She added: “Identifying why you’ve got a pay gap should just be the first step. Addressing pay discrimination is critical, but companies also have to look at the types of jobs men and women are doing.
“They have to examine how workplace culture impacts on men and women differently, and then change their practice to ensure that women are not disadvantaged.”
Scottish Greens co-convener Patrick Harvie said: “Trump is a sexist bully, so the fact that equal pay doesn’t seem to matter at his golf courses will surprise no one.”
In a November 2015 interview, Mr Trump, then running for the presidency, defended his recruitment policies over the years and claimed he was a longstanding champion of women’s rights in the workplace.
“I have been very, very good for women,” he said. “I was way ahead of the curve.”
In the same Washington Post interview, Mr Cohen described Mr Trump as a “performance-based individual” who did not care if an employee’s name was “Mary or Joe.”
He added: “There are more female executives at the Trump Organisation than there are male.
“And women who are similarly situated in positions similar to that of their male counterparts, are actually paid more.”
Since taking up office in the White House, Mr Trump has been roundly criticised for failing to address pay inequalities in the US.
Last year, his administration rolled back an Obama-era policy aimed at eliminating the gender pay gap.
The ruling, which would have compelled large firms to report breakdowns to the US government of what they pay employees by race and gender, was denounced by the Trump administration as “enormously burdensome.”
An analysis of Mr Trump’s hiring policies by The Atlantic magazine in March claimed his White House has named twice as many men as women to appointed positions.
It stated that just 33 per cent of Mr Trump’s appointees are women, compared to 47 per cent of the US national workforce. The current incarnation of Mr Trump’s 16-strong cabinet includes only three women.
Turnberry’s six-page report into pay - a mandatory requirement under new equality legislation - also highlighted the difficulties Mr Trump’s firm has encountered in hiring staff, despite the fact it is one of the country’s most high profile golf resorts.
Trump Turnberry’s management concede that they have struggled to fulfil its recruitment goals due to the enclave’s “geographical isolation” on the South Ayrshire coastline, a problem that has led to it trying to hire staff directly from local schools and colleges.
The data in its gender pay report was based on payroll records from April last year.

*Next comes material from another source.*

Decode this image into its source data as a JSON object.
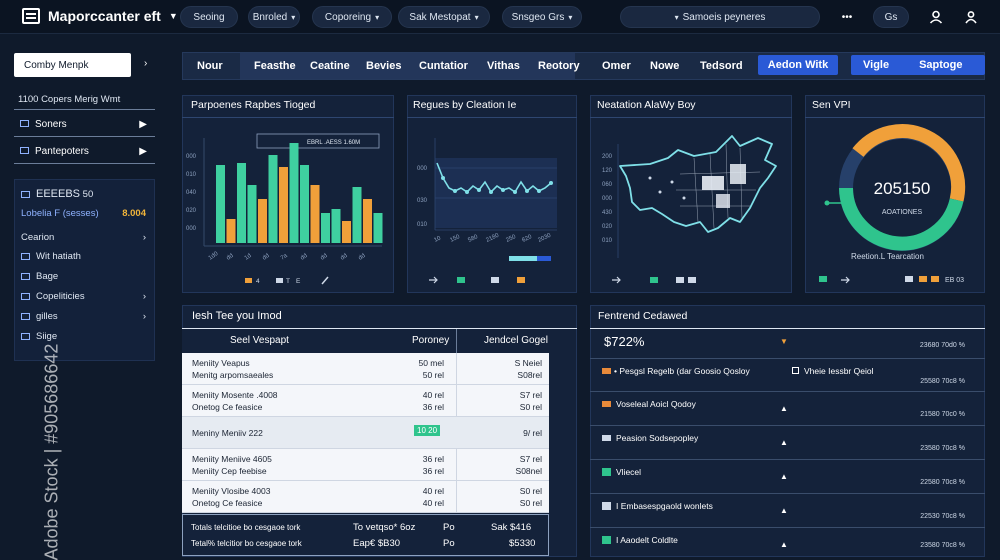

Neither Trump Turnberry nor the Trump Organisation responded to The Scotsman’s enquiries.
According to the most recent accounts filed with Companies House by Trump Turnberry’s parent company, SLC Turnberry, it employs 313 staff, with a total wage bill of £5.3m. It is currently advertising to fill 25 vacancies.
Mr Trump’s other Scottish resort, Trump International Golf Links in Aberdeenshire, employs just 93 people, including Sarah Malone, the executive-vice president.
Under the Equality Act 2010 (Gender Pay Gap Information) Regulations 2017, employers with 250 or more employees must publish and report specific figures about their gender pay gap.
Organisations with less than 250 employees can publish the data voluntarily but are not obliged to do so.